*** SOURCE DATA Section Begins ***
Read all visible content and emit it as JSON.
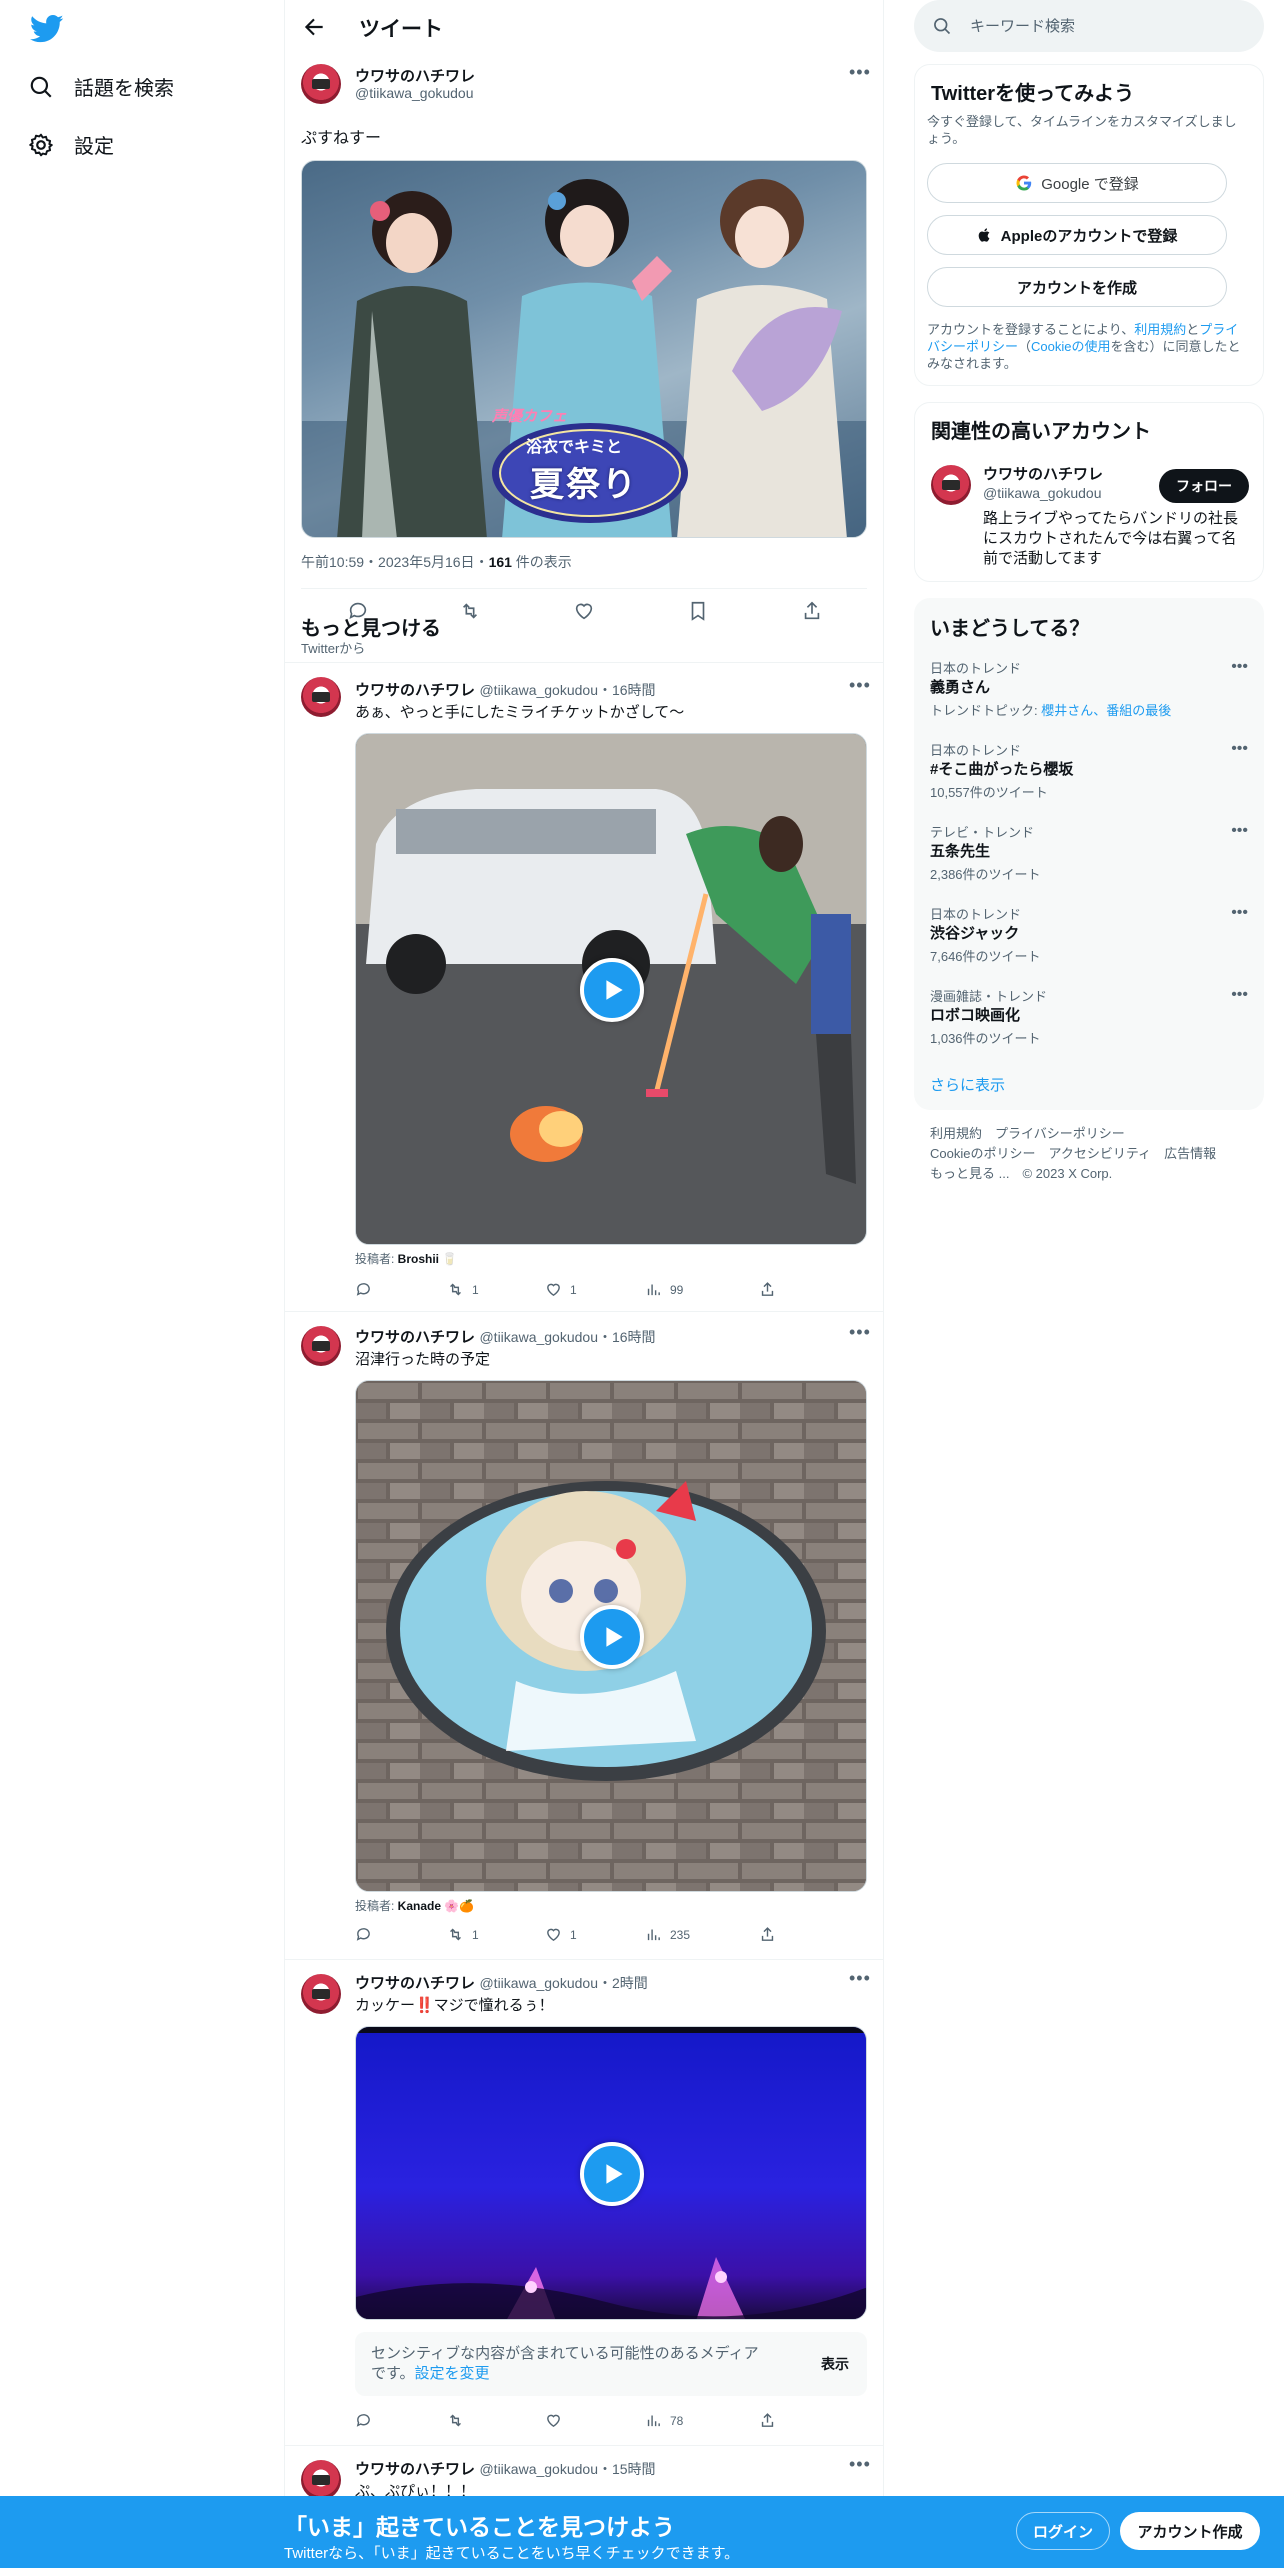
{
  "nav": {
    "explore_label": "話題を検索",
    "settings_label": "設定"
  },
  "header": {
    "title": "ツイート"
  },
  "main_tweet": {
    "name": "ウワサのハチワレ",
    "handle": "@tiikawa_gokudou",
    "text": "ぷすねすー",
    "image_text_1": "声優カフェ",
    "image_text_2": "浴衣でキミと",
    "image_text_3": "夏祭り",
    "time": "午前10:59",
    "date": "2023年5月16日",
    "views_count": "161",
    "views_label": " 件の表示"
  },
  "discover": {
    "title": "もっと見つける",
    "source": "Twitterから"
  },
  "tweets": [
    {
      "name": "ウワサのハチワレ",
      "handle": "@tiikawa_gokudou",
      "sep": "・",
      "time": "16時間",
      "text": "あぁ、やっと手にしたミライチケットかざして〜",
      "attribution_label": "投稿者: ",
      "attribution_name": "Broshii 🥛",
      "replies": "",
      "retweets": "1",
      "likes": "1",
      "views": "99"
    },
    {
      "name": "ウワサのハチワレ",
      "handle": "@tiikawa_gokudou",
      "sep": "・",
      "time": "16時間",
      "text": "沼津行った時の予定",
      "attribution_label": "投稿者: ",
      "attribution_name": "Kanade 🌸🍊",
      "replies": "",
      "retweets": "1",
      "likes": "1",
      "views": "235"
    },
    {
      "name": "ウワサのハチワレ",
      "handle": "@tiikawa_gokudou",
      "sep": "・",
      "time": "2時間",
      "text": "カッケー‼️マジで憧れるぅ！",
      "sensitive_notice": "センシティブな内容が含まれている可能性のあるメディアです。",
      "sensitive_link": "設定を変更",
      "show_label": "表示",
      "views": "78"
    },
    {
      "name": "ウワサのハチワレ",
      "handle": "@tiikawa_gokudou",
      "sep": "・",
      "time": "15時間",
      "text": "ぷ、ぷぴぃ！！！"
    }
  ],
  "search": {
    "placeholder": "キーワード検索"
  },
  "signup_card": {
    "title": "Twitterを使ってみよう",
    "subtitle": "今すぐ登録して、タイムラインをカスタマイズしましょう。",
    "google_label": "Google で登録",
    "apple_label": "Appleのアカウントで登録",
    "create_label": "アカウントを作成",
    "legal_1": "アカウントを登録することにより、",
    "legal_terms": "利用規約",
    "legal_2": "と",
    "legal_privacy": "プライバシーポリシー",
    "legal_3": "（",
    "legal_cookie": "Cookieの使用",
    "legal_4": "を含む）に同意したとみなされます。"
  },
  "related_card": {
    "title": "関連性の高いアカウント",
    "name": "ウワサのハチワレ",
    "handle": "@tiikawa_gokudou",
    "follow_label": "フォロー",
    "bio": "路上ライブやってたらバンドリの社長にスカウトされたんで今は右翼って名前で活動してます"
  },
  "trends_card": {
    "title": "いまどうしてる？",
    "items": [
      {
        "meta": "日本のトレンド",
        "name": "義勇さん",
        "sub_label": "トレンドトピック: ",
        "sub_link": "櫻井さん、番組の最後"
      },
      {
        "meta": "日本のトレンド",
        "name": "#そこ曲がったら櫻坂",
        "sub": "10,557件のツイート"
      },
      {
        "meta": "テレビ・トレンド",
        "name": "五条先生",
        "sub": "2,386件のツイート"
      },
      {
        "meta": "日本のトレンド",
        "name": "渋谷ジャック",
        "sub": "7,646件のツイート"
      },
      {
        "meta": "漫画雑誌・トレンド",
        "name": "ロボコ映画化",
        "sub": "1,036件のツイート"
      }
    ],
    "more_label": "さらに表示"
  },
  "footer": {
    "terms": "利用規約",
    "privacy": "プライバシーポリシー",
    "cookie": "Cookieのポリシー",
    "accessibility": "アクセシビリティ",
    "ads": "広告情報",
    "more": "もっと見る ...",
    "copyright": "© 2023 X Corp."
  },
  "bottom_bar": {
    "title": "「いま」起きていることを見つけよう",
    "subtitle": "Twitterなら、「いま」起きていることをいち早くチェックできます。",
    "login_label": "ログイン",
    "signup_label": "アカウント作成"
  },
  "colors": {
    "accent": "#1d9bf0",
    "text": "#0f1419",
    "muted": "#536471",
    "border": "#eff3f4"
  }
}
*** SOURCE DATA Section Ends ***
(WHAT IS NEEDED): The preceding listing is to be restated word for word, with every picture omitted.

(WRITTEN RESPONSE):
Read all visible content and emit it as JSON.
{
  "nav": {
    "explore_label": "話題を検索",
    "settings_label": "設定"
  },
  "header": {
    "title": "ツイート"
  },
  "main_tweet": {
    "name": "ウワサのハチワレ",
    "handle": "@tiikawa_gokudou",
    "text": "ぷすねすー",
    "image_text_1": "声優カフェ",
    "image_text_2": "浴衣でキミと",
    "image_text_3": "夏祭り",
    "time": "午前10:59",
    "date": "2023年5月16日",
    "views_count": "161",
    "views_label": " 件の表示"
  },
  "discover": {
    "title": "もっと見つける",
    "source": "Twitterから"
  },
  "tweets": [
    {
      "name": "ウワサのハチワレ",
      "handle": "@tiikawa_gokudou",
      "sep": "・",
      "time": "16時間",
      "text": "あぁ、やっと手にしたミライチケットかざして〜",
      "attribution_label": "投稿者: ",
      "attribution_name": "Broshii 🥛",
      "replies": "",
      "retweets": "1",
      "likes": "1",
      "views": "99"
    },
    {
      "name": "ウワサのハチワレ",
      "handle": "@tiikawa_gokudou",
      "sep": "・",
      "time": "16時間",
      "text": "沼津行った時の予定",
      "attribution_label": "投稿者: ",
      "attribution_name": "Kanade 🌸🍊",
      "replies": "",
      "retweets": "1",
      "likes": "1",
      "views": "235"
    },
    {
      "name": "ウワサのハチワレ",
      "handle": "@tiikawa_gokudou",
      "sep": "・",
      "time": "2時間",
      "text": "カッケー‼️マジで憧れるぅ！",
      "sensitive_notice": "センシティブな内容が含まれている可能性のあるメディアです。",
      "sensitive_link": "設定を変更",
      "show_label": "表示",
      "views": "78"
    },
    {
      "name": "ウワサのハチワレ",
      "handle": "@tiikawa_gokudou",
      "sep": "・",
      "time": "15時間",
      "text": "ぷ、ぷぴぃ！！！"
    }
  ],
  "search": {
    "placeholder": "キーワード検索"
  },
  "signup_card": {
    "title": "Twitterを使ってみよう",
    "subtitle": "今すぐ登録して、タイムラインをカスタマイズしましょう。",
    "google_label": "Google で登録",
    "apple_label": "Appleのアカウントで登録",
    "create_label": "アカウントを作成",
    "legal_1": "アカウントを登録することにより、",
    "legal_terms": "利用規約",
    "legal_2": "と",
    "legal_privacy": "プライバシーポリシー",
    "legal_3": "（",
    "legal_cookie": "Cookieの使用",
    "legal_4": "を含む）に同意したとみなされます。"
  },
  "related_card": {
    "title": "関連性の高いアカウント",
    "name": "ウワサのハチワレ",
    "handle": "@tiikawa_gokudou",
    "follow_label": "フォロー",
    "bio": "路上ライブやってたらバンドリの社長にスカウトされたんで今は右翼って名前で活動してます"
  },
  "trends_card": {
    "title": "いまどうしてる？",
    "items": [
      {
        "meta": "日本のトレンド",
        "name": "義勇さん",
        "sub_label": "トレンドトピック: ",
        "sub_link": "櫻井さん、番組の最後"
      },
      {
        "meta": "日本のトレンド",
        "name": "#そこ曲がったら櫻坂",
        "sub": "10,557件のツイート"
      },
      {
        "meta": "テレビ・トレンド",
        "name": "五条先生",
        "sub": "2,386件のツイート"
      },
      {
        "meta": "日本のトレンド",
        "name": "渋谷ジャック",
        "sub": "7,646件のツイート"
      },
      {
        "meta": "漫画雑誌・トレンド",
        "name": "ロボコ映画化",
        "sub": "1,036件のツイート"
      }
    ],
    "more_label": "さらに表示"
  },
  "footer": {
    "terms": "利用規約",
    "privacy": "プライバシーポリシー",
    "cookie": "Cookieのポリシー",
    "accessibility": "アクセシビリティ",
    "ads": "広告情報",
    "more": "もっと見る ...",
    "copyright": "© 2023 X Corp."
  },
  "bottom_bar": {
    "title": "「いま」起きていることを見つけよう",
    "subtitle": "Twitterなら、「いま」起きていることをいち早くチェックできます。",
    "login_label": "ログイン",
    "signup_label": "アカウント作成"
  },
  "colors": {
    "accent": "#1d9bf0",
    "text": "#0f1419",
    "muted": "#536471",
    "border": "#eff3f4"
  }
}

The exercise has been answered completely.